A wildlife technician assists biologists, conservation scientists, and other personnel with ecological resource management. This can include work in the field as well as in the lab, along with data entry and report generation. Government agencies may have varying requirements for their wildlife technicians; typically they need to pass a civil service examination and they may need to have some formal education in biology or a related field. Responsibilities can involve long hours outdoors in harsh conditions.

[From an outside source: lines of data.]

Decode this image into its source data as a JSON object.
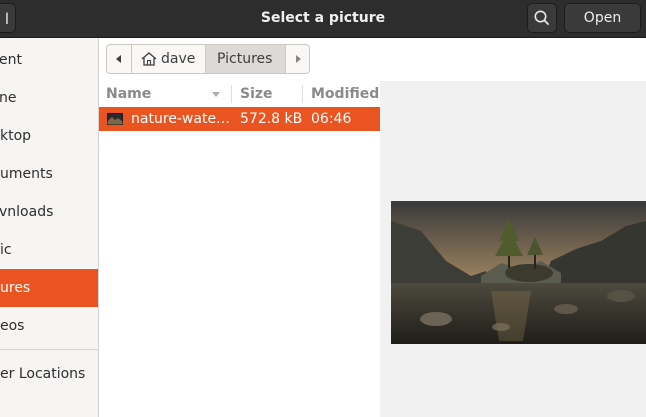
{
  "header": {
    "left_button_label": "l",
    "title": "Select a picture",
    "open_label": "Open"
  },
  "sidebar": {
    "items": [
      {
        "label": "ent"
      },
      {
        "label": "ne"
      },
      {
        "label": "ktop"
      },
      {
        "label": "uments"
      },
      {
        "label": "vnloads"
      },
      {
        "label": "ic"
      },
      {
        "label": "ures",
        "active": true
      },
      {
        "label": "eos"
      },
      {
        "label": "er Locations"
      }
    ]
  },
  "pathbar": {
    "home_label": "dave",
    "current_label": "Pictures"
  },
  "filelist": {
    "columns": [
      "Name",
      "Size",
      "Modified"
    ],
    "rows": [
      {
        "name": "nature-wate…",
        "size": "572.8 kB",
        "modified": "06:46",
        "selected": true
      }
    ]
  },
  "colors": {
    "accent": "#e95420",
    "header_bg": "#2d2d2d",
    "sidebar_bg": "#f6f5f4",
    "preview_bg": "#f1f1f1"
  }
}
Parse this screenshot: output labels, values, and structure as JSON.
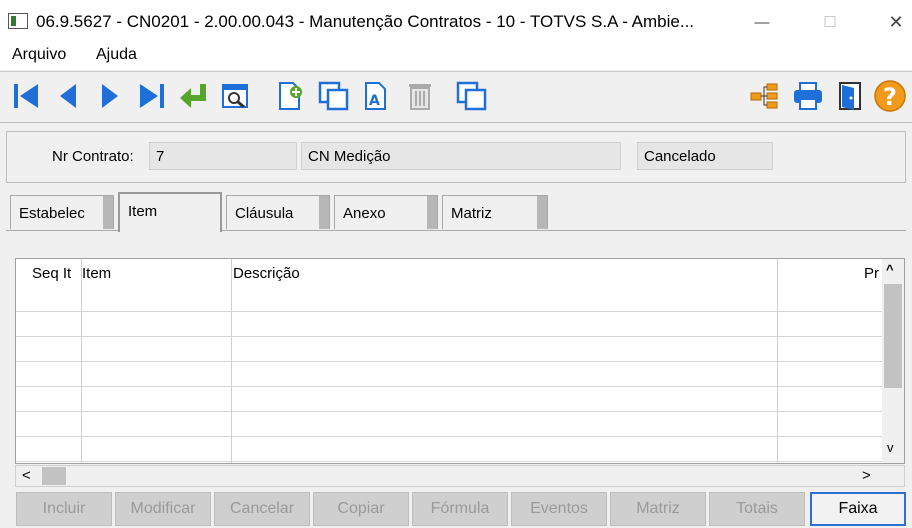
{
  "window": {
    "title": "06.9.5627 - CN0201 - 2.00.00.043 - Manutenção Contratos - 10 - TOTVS S.A - Ambie...",
    "controls": {
      "minimize": "—",
      "maximize": "☐",
      "close": "✕"
    }
  },
  "menu": {
    "file": "Arquivo",
    "help": "Ajuda"
  },
  "toolbar": {
    "icons": [
      "first-icon",
      "previous-icon",
      "next-icon",
      "last-icon",
      "goto-icon",
      "search-icon",
      "add-icon",
      "copy-icon",
      "edit-icon",
      "delete-icon",
      "copy2-icon",
      "tree-icon",
      "print-icon",
      "exit-icon",
      "help-icon"
    ],
    "colors": {
      "blue": "#1f6fd8",
      "green": "#57a52b",
      "orange": "#f29a1c"
    }
  },
  "header": {
    "contract_label": "Nr Contrato:",
    "contract_number": "7",
    "contract_type": "CN Medição",
    "status": "Cancelado"
  },
  "tabs": [
    {
      "label": "Estabelec",
      "active": false
    },
    {
      "label": "Item",
      "active": true
    },
    {
      "label": "Cláusula",
      "active": false
    },
    {
      "label": "Anexo",
      "active": false
    },
    {
      "label": "Matriz",
      "active": false
    }
  ],
  "grid": {
    "columns": [
      "Seq It",
      "Item",
      "Descrição",
      "Pr"
    ],
    "rows": []
  },
  "scroll": {
    "up": "^",
    "down": "v",
    "left": "<",
    "right": ">"
  },
  "buttons": [
    {
      "label": "Incluir",
      "enabled": false
    },
    {
      "label": "Modificar",
      "enabled": false
    },
    {
      "label": "Cancelar",
      "enabled": false
    },
    {
      "label": "Copiar",
      "enabled": false
    },
    {
      "label": "Fórmula",
      "enabled": false
    },
    {
      "label": "Eventos",
      "enabled": false
    },
    {
      "label": "Matriz",
      "enabled": false
    },
    {
      "label": "Totais",
      "enabled": false
    },
    {
      "label": "Faixa",
      "enabled": true
    }
  ]
}
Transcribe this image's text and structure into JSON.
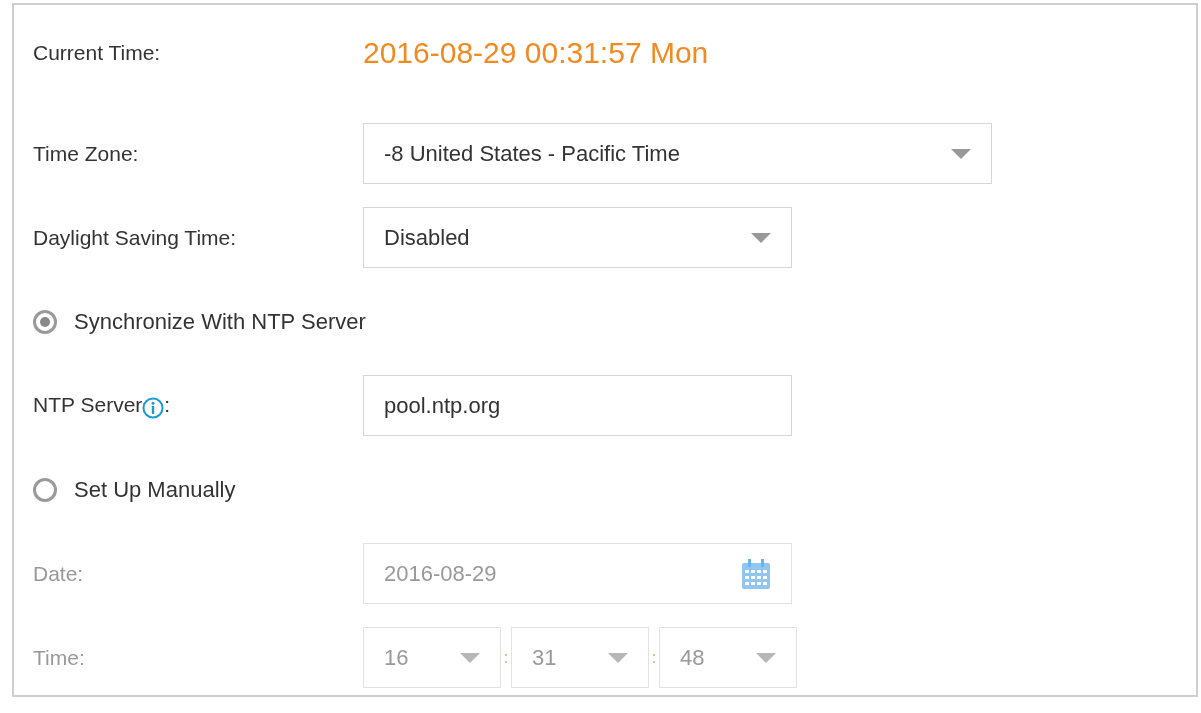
{
  "current_time": {
    "label": "Current Time:",
    "value": "2016-08-29 00:31:57 Mon"
  },
  "time_zone": {
    "label": "Time Zone:",
    "value": "-8 United States - Pacific Time"
  },
  "daylight_saving": {
    "label": "Daylight Saving Time:",
    "value": "Disabled"
  },
  "sync_modes": [
    {
      "label": "Synchronize With NTP Server",
      "selected": true,
      "fields": [
        {
          "kind": "text",
          "label": "NTP Server",
          "label_suffix": ":",
          "info": true,
          "value": "pool.ntp.org",
          "disabled": false
        }
      ]
    },
    {
      "label": "Set Up Manually",
      "selected": false,
      "fields": [
        {
          "kind": "date",
          "label": "Date:",
          "value": "2016-08-29",
          "disabled": true
        },
        {
          "kind": "time",
          "label": "Time:",
          "parts": [
            "16",
            "31",
            "48"
          ],
          "separators": [
            ":",
            ":"
          ],
          "disabled": true
        }
      ]
    }
  ]
}
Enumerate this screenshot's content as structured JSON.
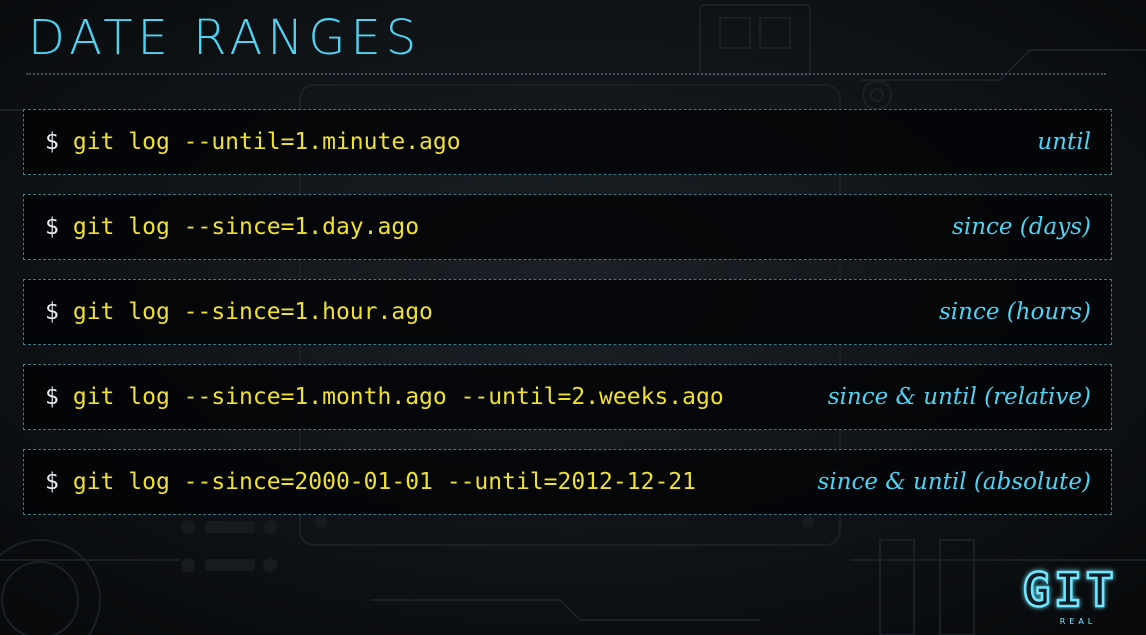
{
  "slide": {
    "title": "DATE RANGES"
  },
  "prompt_symbol": "$",
  "rows": [
    {
      "command": "git log --until=1.minute.ago",
      "label": "until"
    },
    {
      "command": "git log --since=1.day.ago",
      "label": "since (days)"
    },
    {
      "command": "git log --since=1.hour.ago",
      "label": "since (hours)"
    },
    {
      "command": "git log --since=1.month.ago --until=2.weeks.ago",
      "label": "since & until (relative)"
    },
    {
      "command": "git log --since=2000-01-01 --until=2012-12-21",
      "label": "since & until (absolute)"
    }
  ],
  "logo": {
    "main": "GIT",
    "sub": "REAL"
  },
  "colors": {
    "title": "#4fd3f2",
    "code": "#f0e130",
    "prompt": "#e9eef0",
    "label": "#4fd3f2",
    "border": "#3f7a85",
    "background": "#0d1013"
  }
}
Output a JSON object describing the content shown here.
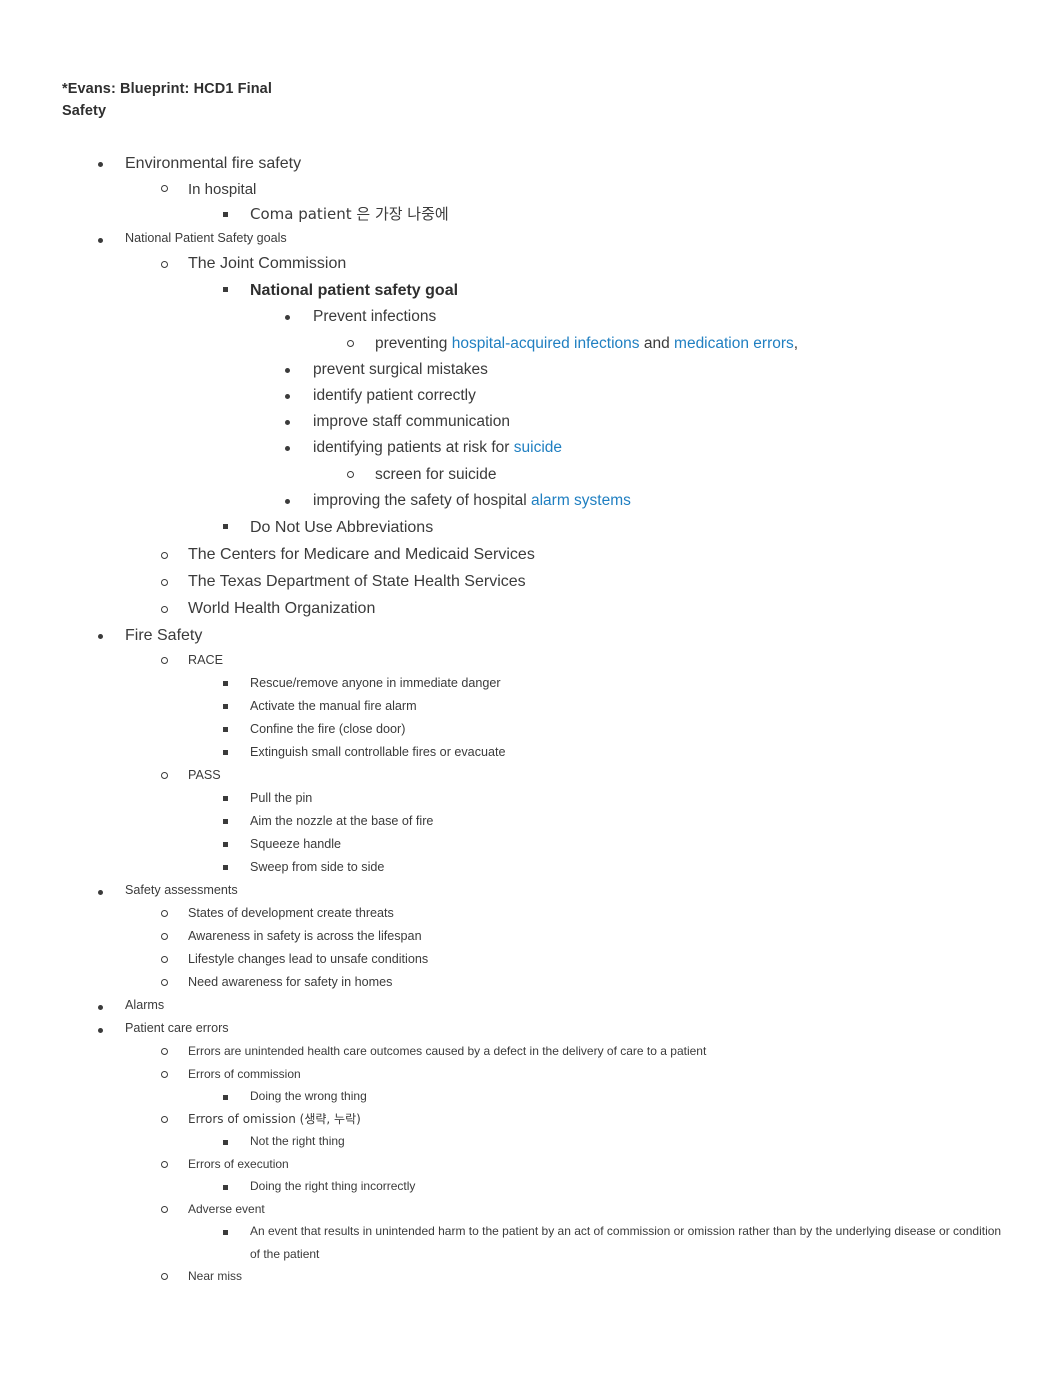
{
  "document": {
    "header": {
      "line1": "*Evans: Blueprint: HCD1 Final",
      "line2": "Safety"
    },
    "link_color": "#1f7fc1",
    "text_color": "#3b3b3b"
  },
  "outline": {
    "environmental_fire_safety": "Environmental fire safety",
    "in_hospital": "In hospital",
    "coma_patient": "Coma patient 은 가장 나중에",
    "national_patient_safety_goals": "National Patient Safety goals",
    "the_joint_commission": "The Joint Commission",
    "national_patient_safety_goal": "National patient safety goal",
    "prevent_infections": "Prevent infections",
    "preventing_prefix": "preventing ",
    "link_hospital_acquired_infections": "hospital-acquired infections",
    "preventing_middle": " and ",
    "link_medication_errors": "medication errors",
    "preventing_suffix": ",",
    "prevent_surgical_mistakes": "prevent surgical mistakes",
    "identify_patient_correctly": "identify patient correctly",
    "improve_staff_communication": "improve staff communication",
    "identifying_patients_prefix": "identifying patients at risk for ",
    "link_suicide": "suicide",
    "screen_for_suicide": "screen for suicide",
    "improving_safety_prefix": "improving the safety of hospital ",
    "link_alarm_systems": "alarm systems",
    "do_not_use_abbreviations": "Do Not Use Abbreviations",
    "cms": "The Centers for Medicare and Medicaid Services",
    "tdshs": "The Texas Department of State Health Services",
    "who": "World Health Organization",
    "fire_safety": "Fire Safety",
    "race": "RACE",
    "race_r": "Rescue/remove anyone in immediate danger",
    "race_a": "Activate the manual fire alarm",
    "race_c": "Confine the fire (close door)",
    "race_e": "Extinguish small controllable fires or evacuate",
    "pass": "PASS",
    "pass_p": "Pull the pin",
    "pass_a": "Aim the nozzle at the base of fire",
    "pass_s": "Squeeze handle",
    "pass_s2": "Sweep from side to side",
    "safety_assessments": "Safety assessments",
    "sa_1": "States of development create threats",
    "sa_2": "Awareness in safety is across the lifespan",
    "sa_3": "Lifestyle changes lead to unsafe conditions",
    "sa_4": "Need awareness for safety in homes",
    "alarms": "Alarms",
    "patient_care_errors": "Patient care errors",
    "pce_def": "Errors are unintended health care outcomes caused by a defect in the delivery of care to a patient",
    "errors_of_commission": "Errors of commission",
    "doing_the_wrong_thing": "Doing the wrong thing",
    "errors_of_omission": "Errors of omission (생략, 누락)",
    "not_the_right_thing": "Not the right thing",
    "errors_of_execution": "Errors of execution",
    "doing_right_thing_incorrectly": "Doing the right thing incorrectly",
    "adverse_event": "Adverse event",
    "adverse_event_def": "An event that results in unintended harm to the patient by an act of commission or omission rather than by the underlying disease or condition of the patient",
    "near_miss": "Near miss"
  }
}
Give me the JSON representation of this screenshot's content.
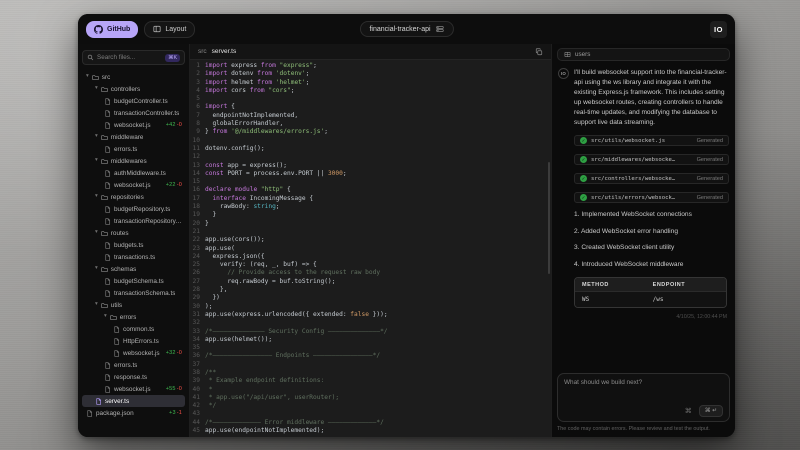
{
  "topbar": {
    "github_label": "GitHub",
    "layout_label": "Layout",
    "project_name": "financial-tracker-api",
    "logo_text": "IO"
  },
  "sidebar": {
    "search": {
      "placeholder": "Search files...",
      "shortcut": "⌘K"
    },
    "tree": [
      {
        "type": "folder",
        "name": "src",
        "depth": 0
      },
      {
        "type": "folder",
        "name": "controllers",
        "depth": 1
      },
      {
        "type": "file",
        "name": "budgetController.ts",
        "depth": 2
      },
      {
        "type": "file",
        "name": "transactionController.ts",
        "depth": 2
      },
      {
        "type": "file",
        "name": "websocket.js",
        "depth": 2,
        "add": "+42",
        "del": "-0"
      },
      {
        "type": "folder",
        "name": "middleware",
        "depth": 1
      },
      {
        "type": "file",
        "name": "errors.ts",
        "depth": 2
      },
      {
        "type": "folder",
        "name": "middlewares",
        "depth": 1
      },
      {
        "type": "file",
        "name": "authMiddleware.ts",
        "depth": 2
      },
      {
        "type": "file",
        "name": "websocket.js",
        "depth": 2,
        "add": "+22",
        "del": "-0"
      },
      {
        "type": "folder",
        "name": "repositories",
        "depth": 1
      },
      {
        "type": "file",
        "name": "budgetRepository.ts",
        "depth": 2
      },
      {
        "type": "file",
        "name": "transactionRepository.ts",
        "depth": 2
      },
      {
        "type": "folder",
        "name": "routes",
        "depth": 1
      },
      {
        "type": "file",
        "name": "budgets.ts",
        "depth": 2
      },
      {
        "type": "file",
        "name": "transactions.ts",
        "depth": 2
      },
      {
        "type": "folder",
        "name": "schemas",
        "depth": 1
      },
      {
        "type": "file",
        "name": "budgetSchema.ts",
        "depth": 2
      },
      {
        "type": "file",
        "name": "transactionSchema.ts",
        "depth": 2
      },
      {
        "type": "folder",
        "name": "utils",
        "depth": 1
      },
      {
        "type": "folder",
        "name": "errors",
        "depth": 2
      },
      {
        "type": "file",
        "name": "common.ts",
        "depth": 3
      },
      {
        "type": "file",
        "name": "HttpErrors.ts",
        "depth": 3
      },
      {
        "type": "file",
        "name": "websocket.js",
        "depth": 3,
        "add": "+32",
        "del": "-0"
      },
      {
        "type": "file",
        "name": "errors.ts",
        "depth": 2
      },
      {
        "type": "file",
        "name": "response.ts",
        "depth": 2
      },
      {
        "type": "file",
        "name": "websocket.js",
        "depth": 2,
        "add": "+55",
        "del": "-0"
      },
      {
        "type": "file",
        "name": "server.ts",
        "depth": 1,
        "selected": true
      },
      {
        "type": "file",
        "name": "package.json",
        "depth": 0,
        "add": "+3",
        "del": "-1"
      }
    ]
  },
  "editor": {
    "breadcrumb": {
      "dir": "src",
      "file": "server.ts"
    },
    "lines": [
      "import express from \"express\";",
      "import dotenv from 'dotenv';",
      "import helmet from 'helmet';",
      "import cors from \"cors\";",
      "",
      "import {",
      "  endpointNotImplemented,",
      "  globalErrorHandler,",
      "} from '@/middlewares/errors.js';",
      "",
      "dotenv.config();",
      "",
      "const app = express();",
      "const PORT = process.env.PORT || 3000;",
      "",
      "declare module \"http\" {",
      "  interface IncomingMessage {",
      "    rawBody: string;",
      "  }",
      "}",
      "",
      "app.use(cors());",
      "app.use(",
      "  express.json({",
      "    verify: (req, _, buf) => {",
      "      // Provide access to the request raw body",
      "      req.rawBody = buf.toString();",
      "    },",
      "  })",
      ");",
      "app.use(express.urlencoded({ extended: false }));",
      "",
      "/*—————————————— Security Config ——————————————*/",
      "app.use(helmet());",
      "",
      "/*———————————————— Endpoints ————————————————*/",
      "",
      "/**",
      " * Example endpoint definitions:",
      " *",
      " * app.use(\"/api/user\", userRouter);",
      " */",
      "",
      "/*————————————— Error middleware —————————————*/",
      "app.use(endpointNotImplemented);"
    ]
  },
  "chat": {
    "tab_label": "users",
    "avatar_text": "IO",
    "message": "I'll build websocket support into the financial-tracker-api using the ws library and integrate it with the existing Express.js framework. This includes setting up websocket routes, creating controllers to handle real-time updates, and modifying the database to support live data streaming.",
    "generated_files": [
      {
        "path": "src/utils/websocket.js",
        "status": "Generated"
      },
      {
        "path": "src/middlewares/websocke…",
        "status": "Generated"
      },
      {
        "path": "src/controllers/websocke…",
        "status": "Generated"
      },
      {
        "path": "src/utils/errors/websock…",
        "status": "Generated"
      }
    ],
    "steps": [
      "Implemented WebSocket connections",
      "Added WebSocket error handling",
      "Created WebSocket client utility",
      "Introduced WebSocket middleware"
    ],
    "table": {
      "headers": [
        "METHOD",
        "ENDPOINT"
      ],
      "rows": [
        [
          "WS",
          "/ws"
        ]
      ]
    },
    "timestamp": "4/10/25, 12:00:44 PM",
    "input": {
      "placeholder": "What should we build next?",
      "send_shortcut": "⌘ ↵"
    },
    "disclaimer": "The code may contain errors. Please review and test the output."
  },
  "icons": {
    "chevron": "▾",
    "check": "✓",
    "command": "⌘"
  },
  "colors": {
    "accent": "#b7a5f8",
    "added": "#3fb950",
    "removed": "#f85149",
    "generated_check": "#2ea043"
  }
}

Part of the job includes work in the field. A wildlife technician may gather specimens, trap and tag animals, and assist with the relocation of invasive species. Habitat preservation like planting grasses and flowers, cleaning rivers, and maintaining fragile environments may also be necessary. The wildlife technician can travel to field sites in vehicles or on foot, depending on location, and may need to stay in remote locations overnight or longer in some situations. Some work in pairs, while others may work alone in the field and need to be self-directed to complete tasks.
A supervisor may also require the collection of data through observation and testing. Wildlife technicians can conduct a census of inhabitants of a given location, and may take samples for analysis in a lab. They also take note of any issues indicating signs of an environmental imbalance that might need to be more closely investigated and addressed. For example, a wildlife technician might observe that construction is causing erosion because workers are not adequately protecting the site.
In the lab environment, wildlife technicians may catalog and record specimens, enter data in a computer, and assist with some tests. They also help with the preparation of reports. These may be designed for internal use or distribution to the general public and can include charts, graphs, and other supplemental data. Wildlife technicians may need to be familiar with internal computer systems as well as conventions in report writing so they can enter data consistently and appropriately.
The nature of the work can be highly diverse. Some wildlife technicians work largely independently because of their high level of experience and competence. Others may need to be more closely supervised because they are not as well trained. Room for advancement in a wildlife technician position can depend on the number of jobs at an agency; as people rise in the ranks they may qualify for more pay and benefits like additional paid vacation days or sponsorships to attend conferences and other events to enrich their training.